*Input for this task*:
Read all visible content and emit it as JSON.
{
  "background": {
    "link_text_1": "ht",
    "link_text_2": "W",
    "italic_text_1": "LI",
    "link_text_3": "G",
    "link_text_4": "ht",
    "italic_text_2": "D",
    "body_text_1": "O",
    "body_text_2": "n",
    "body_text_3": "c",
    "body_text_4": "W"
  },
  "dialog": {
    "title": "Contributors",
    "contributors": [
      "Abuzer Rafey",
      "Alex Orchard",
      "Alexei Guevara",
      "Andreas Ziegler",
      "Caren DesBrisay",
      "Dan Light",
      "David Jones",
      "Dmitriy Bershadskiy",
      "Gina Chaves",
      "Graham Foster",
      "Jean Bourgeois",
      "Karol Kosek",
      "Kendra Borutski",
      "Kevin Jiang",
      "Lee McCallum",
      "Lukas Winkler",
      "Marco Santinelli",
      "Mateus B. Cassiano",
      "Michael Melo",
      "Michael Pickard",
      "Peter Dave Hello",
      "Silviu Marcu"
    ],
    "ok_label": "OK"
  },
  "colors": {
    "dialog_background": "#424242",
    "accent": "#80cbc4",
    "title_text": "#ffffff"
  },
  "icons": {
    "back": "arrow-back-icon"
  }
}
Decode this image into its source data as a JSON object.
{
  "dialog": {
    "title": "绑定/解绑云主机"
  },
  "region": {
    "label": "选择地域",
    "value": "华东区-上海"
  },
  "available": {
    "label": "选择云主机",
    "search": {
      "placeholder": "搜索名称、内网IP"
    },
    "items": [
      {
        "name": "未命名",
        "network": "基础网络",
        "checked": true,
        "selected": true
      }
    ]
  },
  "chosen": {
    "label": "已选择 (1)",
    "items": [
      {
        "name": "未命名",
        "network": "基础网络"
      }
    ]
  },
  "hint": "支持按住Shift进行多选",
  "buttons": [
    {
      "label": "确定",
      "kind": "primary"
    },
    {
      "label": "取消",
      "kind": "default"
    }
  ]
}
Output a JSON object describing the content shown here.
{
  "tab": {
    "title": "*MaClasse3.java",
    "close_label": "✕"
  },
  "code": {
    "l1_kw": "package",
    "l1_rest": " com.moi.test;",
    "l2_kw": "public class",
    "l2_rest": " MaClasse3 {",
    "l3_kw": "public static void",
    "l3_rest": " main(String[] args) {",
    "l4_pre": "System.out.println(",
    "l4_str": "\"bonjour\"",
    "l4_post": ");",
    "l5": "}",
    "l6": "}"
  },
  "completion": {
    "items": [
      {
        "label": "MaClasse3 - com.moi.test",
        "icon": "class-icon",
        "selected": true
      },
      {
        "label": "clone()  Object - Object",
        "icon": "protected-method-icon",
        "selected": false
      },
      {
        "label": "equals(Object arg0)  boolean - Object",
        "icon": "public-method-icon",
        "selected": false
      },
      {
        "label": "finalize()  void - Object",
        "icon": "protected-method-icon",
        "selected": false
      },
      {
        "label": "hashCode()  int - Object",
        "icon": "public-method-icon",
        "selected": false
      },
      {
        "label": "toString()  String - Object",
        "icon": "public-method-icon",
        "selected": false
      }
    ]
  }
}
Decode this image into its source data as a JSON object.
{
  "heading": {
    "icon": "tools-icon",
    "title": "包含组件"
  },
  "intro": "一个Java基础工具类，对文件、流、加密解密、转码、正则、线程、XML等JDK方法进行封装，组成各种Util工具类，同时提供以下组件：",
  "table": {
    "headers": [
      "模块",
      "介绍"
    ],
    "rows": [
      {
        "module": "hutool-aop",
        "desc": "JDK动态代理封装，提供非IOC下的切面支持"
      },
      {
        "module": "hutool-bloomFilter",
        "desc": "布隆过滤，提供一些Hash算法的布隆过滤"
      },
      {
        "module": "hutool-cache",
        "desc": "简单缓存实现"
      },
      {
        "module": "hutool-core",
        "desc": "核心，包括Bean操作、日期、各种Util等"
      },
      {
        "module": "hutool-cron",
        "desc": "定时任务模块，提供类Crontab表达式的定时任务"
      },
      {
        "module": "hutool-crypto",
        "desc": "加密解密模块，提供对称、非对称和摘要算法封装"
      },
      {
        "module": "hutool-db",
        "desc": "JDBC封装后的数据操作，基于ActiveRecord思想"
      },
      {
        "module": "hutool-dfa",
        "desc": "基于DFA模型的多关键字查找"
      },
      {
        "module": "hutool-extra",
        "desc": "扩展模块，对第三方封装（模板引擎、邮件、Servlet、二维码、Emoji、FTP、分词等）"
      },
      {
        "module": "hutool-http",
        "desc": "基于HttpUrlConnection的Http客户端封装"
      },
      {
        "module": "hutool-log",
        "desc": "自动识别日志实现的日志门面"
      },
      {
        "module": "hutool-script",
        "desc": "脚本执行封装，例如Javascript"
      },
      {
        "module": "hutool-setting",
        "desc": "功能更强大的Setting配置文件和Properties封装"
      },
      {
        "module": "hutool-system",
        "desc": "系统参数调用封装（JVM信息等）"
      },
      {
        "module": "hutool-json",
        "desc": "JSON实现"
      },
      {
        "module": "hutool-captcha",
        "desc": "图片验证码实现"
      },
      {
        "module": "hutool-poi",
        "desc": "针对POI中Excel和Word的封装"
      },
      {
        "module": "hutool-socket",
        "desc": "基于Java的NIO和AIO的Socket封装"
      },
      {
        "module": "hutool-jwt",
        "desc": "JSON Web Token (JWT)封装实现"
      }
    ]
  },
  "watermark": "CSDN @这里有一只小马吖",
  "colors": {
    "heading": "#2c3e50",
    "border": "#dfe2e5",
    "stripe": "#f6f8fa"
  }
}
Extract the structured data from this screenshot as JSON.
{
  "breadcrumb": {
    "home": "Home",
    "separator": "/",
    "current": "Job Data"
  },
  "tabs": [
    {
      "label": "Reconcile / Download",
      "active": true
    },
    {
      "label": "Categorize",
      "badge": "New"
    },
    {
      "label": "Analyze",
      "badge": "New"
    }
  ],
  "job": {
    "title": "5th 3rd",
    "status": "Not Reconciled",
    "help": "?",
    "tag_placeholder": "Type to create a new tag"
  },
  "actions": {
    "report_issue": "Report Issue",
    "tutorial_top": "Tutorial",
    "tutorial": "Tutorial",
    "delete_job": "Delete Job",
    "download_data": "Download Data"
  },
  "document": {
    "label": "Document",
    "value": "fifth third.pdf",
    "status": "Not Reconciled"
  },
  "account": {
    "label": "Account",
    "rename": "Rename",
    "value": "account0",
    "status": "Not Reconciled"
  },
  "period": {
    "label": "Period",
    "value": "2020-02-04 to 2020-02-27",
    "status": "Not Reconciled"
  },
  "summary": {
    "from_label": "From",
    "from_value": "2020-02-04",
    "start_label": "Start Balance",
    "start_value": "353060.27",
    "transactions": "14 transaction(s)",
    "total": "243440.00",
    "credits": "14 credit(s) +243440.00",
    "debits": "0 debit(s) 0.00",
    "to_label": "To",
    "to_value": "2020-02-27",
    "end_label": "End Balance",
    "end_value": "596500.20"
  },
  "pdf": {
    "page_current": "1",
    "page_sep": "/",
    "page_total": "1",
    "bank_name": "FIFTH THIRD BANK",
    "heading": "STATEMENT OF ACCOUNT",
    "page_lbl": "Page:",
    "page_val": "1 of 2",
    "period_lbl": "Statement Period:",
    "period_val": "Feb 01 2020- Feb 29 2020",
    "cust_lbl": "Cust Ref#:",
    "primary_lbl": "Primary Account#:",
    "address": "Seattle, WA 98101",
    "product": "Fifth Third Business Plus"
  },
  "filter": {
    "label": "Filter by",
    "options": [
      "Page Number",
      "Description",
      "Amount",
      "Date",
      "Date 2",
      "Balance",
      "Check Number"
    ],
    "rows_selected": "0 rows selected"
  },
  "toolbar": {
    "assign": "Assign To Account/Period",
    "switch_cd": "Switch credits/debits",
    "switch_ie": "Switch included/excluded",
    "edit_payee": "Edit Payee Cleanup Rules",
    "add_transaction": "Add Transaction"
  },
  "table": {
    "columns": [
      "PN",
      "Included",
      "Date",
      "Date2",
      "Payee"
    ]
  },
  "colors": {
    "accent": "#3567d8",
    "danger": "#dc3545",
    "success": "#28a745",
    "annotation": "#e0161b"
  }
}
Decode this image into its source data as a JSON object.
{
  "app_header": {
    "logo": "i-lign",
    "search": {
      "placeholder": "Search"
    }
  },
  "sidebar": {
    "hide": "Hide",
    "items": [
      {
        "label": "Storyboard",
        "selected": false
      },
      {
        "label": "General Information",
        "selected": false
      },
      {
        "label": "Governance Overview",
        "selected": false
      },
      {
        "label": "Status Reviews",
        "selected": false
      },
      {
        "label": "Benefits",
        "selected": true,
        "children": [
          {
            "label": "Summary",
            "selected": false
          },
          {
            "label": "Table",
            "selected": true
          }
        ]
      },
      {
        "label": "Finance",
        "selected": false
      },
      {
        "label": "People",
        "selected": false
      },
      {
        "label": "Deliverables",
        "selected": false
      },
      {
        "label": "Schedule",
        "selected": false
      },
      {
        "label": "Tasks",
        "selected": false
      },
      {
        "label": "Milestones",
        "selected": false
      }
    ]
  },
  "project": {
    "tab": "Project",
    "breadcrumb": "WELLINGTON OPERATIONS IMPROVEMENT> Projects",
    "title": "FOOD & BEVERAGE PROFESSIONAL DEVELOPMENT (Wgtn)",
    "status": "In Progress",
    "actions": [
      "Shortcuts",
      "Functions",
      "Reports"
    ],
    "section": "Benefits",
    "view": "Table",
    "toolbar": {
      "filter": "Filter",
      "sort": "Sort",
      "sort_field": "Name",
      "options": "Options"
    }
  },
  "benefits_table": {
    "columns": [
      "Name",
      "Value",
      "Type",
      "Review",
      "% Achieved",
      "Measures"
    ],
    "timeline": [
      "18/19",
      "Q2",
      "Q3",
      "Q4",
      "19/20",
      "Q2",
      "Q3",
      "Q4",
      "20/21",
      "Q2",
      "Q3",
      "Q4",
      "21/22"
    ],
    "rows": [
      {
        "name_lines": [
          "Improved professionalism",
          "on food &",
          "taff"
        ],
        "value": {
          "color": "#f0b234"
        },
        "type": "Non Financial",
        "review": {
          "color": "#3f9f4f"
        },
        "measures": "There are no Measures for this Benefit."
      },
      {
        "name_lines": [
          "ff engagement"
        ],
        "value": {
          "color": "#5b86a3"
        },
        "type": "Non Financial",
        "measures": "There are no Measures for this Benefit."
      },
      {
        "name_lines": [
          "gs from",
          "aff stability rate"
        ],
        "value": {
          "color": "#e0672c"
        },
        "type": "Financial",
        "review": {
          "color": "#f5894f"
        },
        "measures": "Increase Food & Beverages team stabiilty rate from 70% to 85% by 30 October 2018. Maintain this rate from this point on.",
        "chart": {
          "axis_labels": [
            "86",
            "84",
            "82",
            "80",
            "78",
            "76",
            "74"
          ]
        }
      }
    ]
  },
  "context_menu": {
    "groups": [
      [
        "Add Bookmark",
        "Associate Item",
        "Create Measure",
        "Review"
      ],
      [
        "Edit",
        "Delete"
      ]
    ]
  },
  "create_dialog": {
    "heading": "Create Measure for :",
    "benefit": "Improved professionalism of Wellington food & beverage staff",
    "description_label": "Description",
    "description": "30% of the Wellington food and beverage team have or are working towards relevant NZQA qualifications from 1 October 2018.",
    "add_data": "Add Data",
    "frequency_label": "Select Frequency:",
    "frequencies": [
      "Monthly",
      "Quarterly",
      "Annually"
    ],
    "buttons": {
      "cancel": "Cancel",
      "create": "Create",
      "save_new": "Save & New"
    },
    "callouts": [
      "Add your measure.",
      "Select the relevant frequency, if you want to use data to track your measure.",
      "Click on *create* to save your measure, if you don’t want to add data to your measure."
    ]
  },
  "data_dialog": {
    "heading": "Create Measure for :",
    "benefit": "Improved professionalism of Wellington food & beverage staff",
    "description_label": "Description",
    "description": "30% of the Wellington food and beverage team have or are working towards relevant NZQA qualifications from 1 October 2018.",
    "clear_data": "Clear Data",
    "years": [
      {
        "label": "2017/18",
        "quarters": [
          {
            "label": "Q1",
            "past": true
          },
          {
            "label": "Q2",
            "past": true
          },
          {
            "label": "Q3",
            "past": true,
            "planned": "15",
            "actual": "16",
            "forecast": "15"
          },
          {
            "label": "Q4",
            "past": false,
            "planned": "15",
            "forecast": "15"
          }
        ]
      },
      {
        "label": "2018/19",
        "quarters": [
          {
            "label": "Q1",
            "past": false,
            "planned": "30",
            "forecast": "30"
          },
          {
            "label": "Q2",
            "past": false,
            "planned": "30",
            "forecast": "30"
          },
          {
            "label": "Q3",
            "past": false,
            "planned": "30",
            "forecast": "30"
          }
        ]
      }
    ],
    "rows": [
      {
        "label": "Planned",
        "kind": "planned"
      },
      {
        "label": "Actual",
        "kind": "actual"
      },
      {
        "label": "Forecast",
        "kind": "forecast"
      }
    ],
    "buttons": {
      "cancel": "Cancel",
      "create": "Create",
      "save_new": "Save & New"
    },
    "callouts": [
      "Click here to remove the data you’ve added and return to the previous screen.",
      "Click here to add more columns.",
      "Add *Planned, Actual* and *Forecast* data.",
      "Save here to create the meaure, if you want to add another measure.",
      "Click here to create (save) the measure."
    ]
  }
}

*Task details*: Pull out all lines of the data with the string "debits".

*Exercise result*:
    "debits": "0 debit(s) 0.00",
    "switch_cd": "Switch credits/debits",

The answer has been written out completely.